Cutting-edge design education goes way back at Parsons. It was the first U.S. school to introduce programs like fashion design (1906), interior design (1907), and graphic design (1910). These groundbreaking curricula were the brainchild of the school’s director, Frank Alvah Parsons, who realized that the Industrial Revolution would spawn a slew of new professions. A century and a digital revolution later, Parsons is still at the forefront of innovation. “Right now, we’re looking at how we can take advantage of what’s going on in the world to produce dynamic, exciting new programs that aren’t offered anywhere else,” says Jamer Hunt, associate professor in Parsons’ new Master of Fine Arts program in Transdisciplinary Design. “It’s based on one simple idea,” he says. “We live in a very complex world, and most of the challenges that face us can’t really be addressed by one design discipline. Yet design has the potential to be at the center of the solutions. So we’re developing an experimental space where students can learn to transcend disciplinary boundaries.”
Hunt believes that the next generation of designers will take an active role in reinventing infrastructures such as the health-care system. In order to grapple with such massive concepts and institutions, designers will have to collaborate with experts in other fields. “We’re putting designers together with people like political scientists, anthropologists, and business managers to identify nontraditional methods to meet challenges that require multidimensional thinking,” says Hunt. To that end, he is looking to build networks with external nonprofit organizations and industry partners to collaborate on projects with students.
Another important aspect of the program is the transdisciplinary approach used within the school itself. Hunt is laying the groundwork for student collaborations with counterparts in the social science departments of The New School. “This school has two great core strengths, social research and design,” explains Hunt, “yet the two have never been practiced together.
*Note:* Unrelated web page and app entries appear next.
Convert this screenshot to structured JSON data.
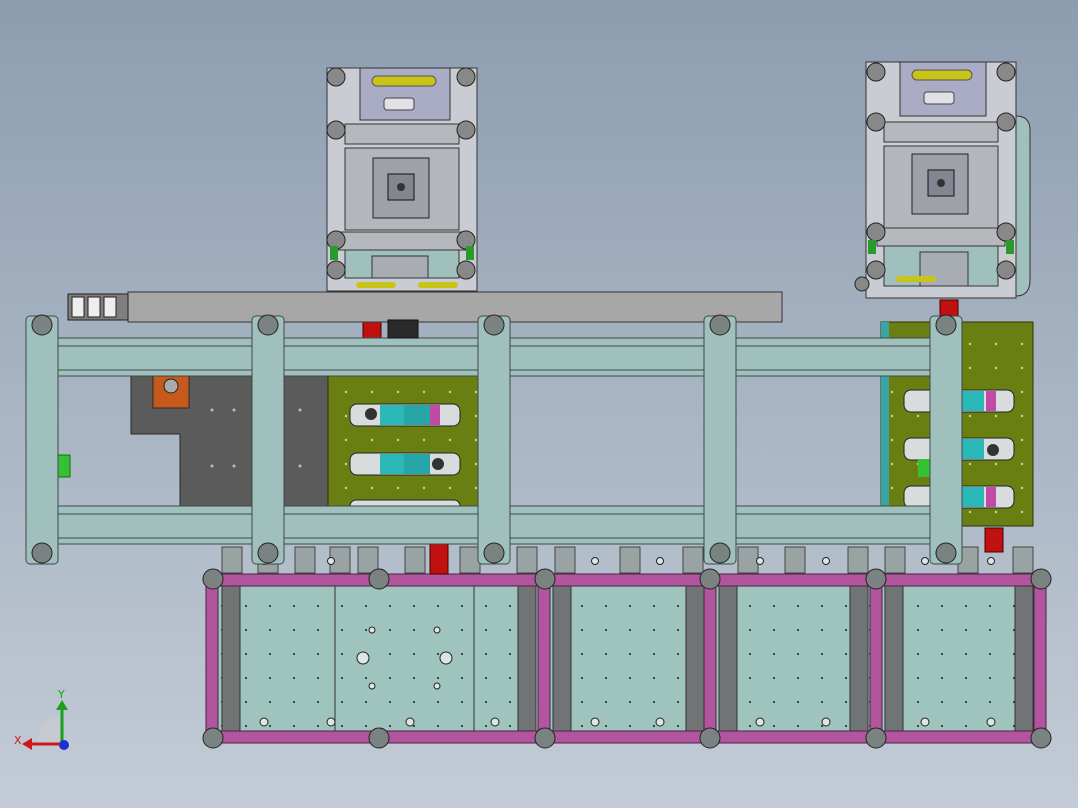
{
  "viewport": {
    "background_top": "#8d9db0",
    "background_bottom": "#c3ccd6"
  },
  "triad": {
    "y_label": "Y",
    "x_label": "X",
    "y_color": "#1aa01a",
    "x_color": "#d01818",
    "z_color": "#1c2fd0"
  },
  "colors": {
    "frame_teal": "#9fc0bd",
    "frame_edge": "#3c4a4a",
    "olive_plate": "#6a7f12",
    "magenta_frame": "#b0559e",
    "dark_gray": "#5d5d5d",
    "beam_gray": "#a7a7a7",
    "red_part": "#c01010",
    "cyan_block": "#2ab8b8",
    "orange_part": "#c55a1c"
  }
}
This is an opportunity to create a sandbox and play together to see what can be built.”